From 2007 until today, Gmail has been the app I say “Good Morning” to first in the morning, and the last one I say “Good Night” to before I roll over and go to sleep at night. But recently, Gmail and I have been on rough ground and it has finally come time for me to end it with the benevolent tech-giant and move on to greener pastures.
So why the sudden change?
While I’ll do my best to deny allegations that I’m just a plain ol’ contrarian (which has been known to be the case) I ran into a few issues with Gmail over the last few months with one big one which has made the situation untenable.
Gmail’s spam filter is wayyy over aggressive.
Lets just address the elephant in the room. And the elephant’s name is Postini, Google’s spam filtering system.
To be blunt, it is a spam filter with clear signs of PTSD. If it is even remotely unsure of an email’s authenticity (or whatever it is looking for), to the spam folder it goes! Here are some scenarios I’ve noticed it throwing email in the trash.
- Any time you receive a large number of emails (like comment notifications, or server notifications) it will eventually throw them in the spam folder and expect you to go in there and fish them back out.
- Any time you get a message that was generated from a server (contact us, signup forms, email newsletter notifications or replies) it will throw it in spam about 70-90% of the time.
- Any time you get an email from someone new, it apparently will allow the first one through but subsequent emails will eventually find their way into the spam folder until you specifically whitelist the sender.
- About 50% of the time someone sends you a file attachment — to the spam folder with it!
As you can imagine, this encompasses a large number of emails, and it is just plain old over aggressive.
Gmail Handles Multiple Receivers Well, But Not Multiple Senders (Specifically on Mobile).
Using Gmail on your phone with a custom email address (email@example.com)? Then be prepared for people to see your gmail address more often. I’ve had very little luck getting the default sender to stick with anything other than my @gmail.com address.
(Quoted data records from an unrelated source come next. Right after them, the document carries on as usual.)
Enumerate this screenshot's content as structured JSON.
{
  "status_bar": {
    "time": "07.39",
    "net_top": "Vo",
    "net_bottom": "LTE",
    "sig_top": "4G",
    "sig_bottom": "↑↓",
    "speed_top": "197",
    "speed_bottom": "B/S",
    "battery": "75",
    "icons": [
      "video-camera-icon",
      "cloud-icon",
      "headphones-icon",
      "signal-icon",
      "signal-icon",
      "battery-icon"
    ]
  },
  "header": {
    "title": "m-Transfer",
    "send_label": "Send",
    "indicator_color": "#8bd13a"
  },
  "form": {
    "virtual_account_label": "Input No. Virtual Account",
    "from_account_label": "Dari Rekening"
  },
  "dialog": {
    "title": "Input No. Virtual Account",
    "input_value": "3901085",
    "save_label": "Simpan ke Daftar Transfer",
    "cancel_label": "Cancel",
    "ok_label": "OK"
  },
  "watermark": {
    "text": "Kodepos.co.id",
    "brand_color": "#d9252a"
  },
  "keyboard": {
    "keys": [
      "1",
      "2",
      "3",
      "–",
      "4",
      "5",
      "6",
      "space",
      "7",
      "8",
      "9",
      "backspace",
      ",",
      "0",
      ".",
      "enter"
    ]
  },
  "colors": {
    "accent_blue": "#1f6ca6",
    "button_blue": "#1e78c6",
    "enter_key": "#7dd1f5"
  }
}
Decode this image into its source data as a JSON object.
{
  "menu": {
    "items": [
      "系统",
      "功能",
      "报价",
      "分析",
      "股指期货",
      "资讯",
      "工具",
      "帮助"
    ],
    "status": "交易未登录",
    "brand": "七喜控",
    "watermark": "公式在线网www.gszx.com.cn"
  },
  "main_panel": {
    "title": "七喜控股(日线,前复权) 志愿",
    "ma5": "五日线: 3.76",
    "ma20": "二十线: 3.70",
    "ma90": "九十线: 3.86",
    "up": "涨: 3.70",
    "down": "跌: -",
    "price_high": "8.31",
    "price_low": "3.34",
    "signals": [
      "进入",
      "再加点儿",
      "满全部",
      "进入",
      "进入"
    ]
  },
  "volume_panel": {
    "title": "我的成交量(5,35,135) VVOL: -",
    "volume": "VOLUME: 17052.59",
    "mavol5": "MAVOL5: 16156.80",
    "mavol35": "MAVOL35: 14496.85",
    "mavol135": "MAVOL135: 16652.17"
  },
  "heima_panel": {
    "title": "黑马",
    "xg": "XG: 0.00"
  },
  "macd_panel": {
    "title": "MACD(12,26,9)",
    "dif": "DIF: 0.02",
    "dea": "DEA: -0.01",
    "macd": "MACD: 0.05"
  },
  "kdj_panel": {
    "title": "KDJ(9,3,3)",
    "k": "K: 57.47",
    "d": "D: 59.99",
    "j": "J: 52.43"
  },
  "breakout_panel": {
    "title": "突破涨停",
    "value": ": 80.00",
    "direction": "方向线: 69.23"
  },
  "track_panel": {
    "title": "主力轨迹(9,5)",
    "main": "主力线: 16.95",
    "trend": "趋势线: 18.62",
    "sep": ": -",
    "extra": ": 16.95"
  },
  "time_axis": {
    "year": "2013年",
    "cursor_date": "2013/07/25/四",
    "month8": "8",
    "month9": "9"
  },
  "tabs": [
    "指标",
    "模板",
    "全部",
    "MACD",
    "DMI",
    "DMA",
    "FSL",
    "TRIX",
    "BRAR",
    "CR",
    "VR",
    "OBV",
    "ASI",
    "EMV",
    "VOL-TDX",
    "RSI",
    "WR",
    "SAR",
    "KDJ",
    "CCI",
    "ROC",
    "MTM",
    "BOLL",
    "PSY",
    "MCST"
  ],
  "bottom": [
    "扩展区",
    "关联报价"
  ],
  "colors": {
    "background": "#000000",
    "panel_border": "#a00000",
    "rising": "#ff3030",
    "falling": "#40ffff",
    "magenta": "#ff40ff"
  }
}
It just likes to snap back and as a result, most of my clients have seen it at some point or another… It’s just forgetful, I guess.
That being said, it does handle multiple incoming email addresses quite well and can sort email accordingly. I actually had a section of my email box quarantined off for my wife, who used it as her email as well without getting entangled with any of my email what-so-ever. One login for multiple users.
Gmail does not play well with non-browser specific programs (I’m looking at you, Outlook).
If you want to get out of a browser, good luck (unless you’re on mobile, then you’re trapped to Google’s apps). There is no good solution outside of Google’s apps for connecting to Gmail. This isn’t an issue most of the time, but when you want to tie together with Outlook’s fantastic calendar abilities, or use another specific application, then you’ll have a hell of a time getting it to download and display your mail.
Gmail makes it nearly impossible to backup.
Why backup your email? Its on Google’s servers of course! I mean, this is the same company that clearly backs lots of free and open projects, right? You know, except for Google Reader, iGoogle, Google Talk, Google Health, Knol, Picnik, Google Buzz, Aardvark, Sidewiki, Google Notebook, Google Dictionary, Google Labs, Google Wave, Google SearchWiki, Dodgeball, Jaiku, Google Lively, Google Page Creator, Zeitgeist, and Google Answers amongst some more recent untimely death’s in Google’s product lineup.
The reality is that free products come with the same level of longevity and support as you can expect from most anything else that is free.
But the fact that they make it so difficult for you to get a copy of your email back onto your computer without having to play with a specially crafted open sourced python program developed for this specific purpose is a sin.
Gmail’s Support Sucks
Continuing on the theme of support. I’m pretty sure their company motto for support is birthed straight from the halls of Aperture science. If you have a problem, go suck a lemon.
Not much else to say there.
So what did I switch to? And why?
Thats a fantastic question! And I think it deserves it’s own post, one which I will pen and post up shortly!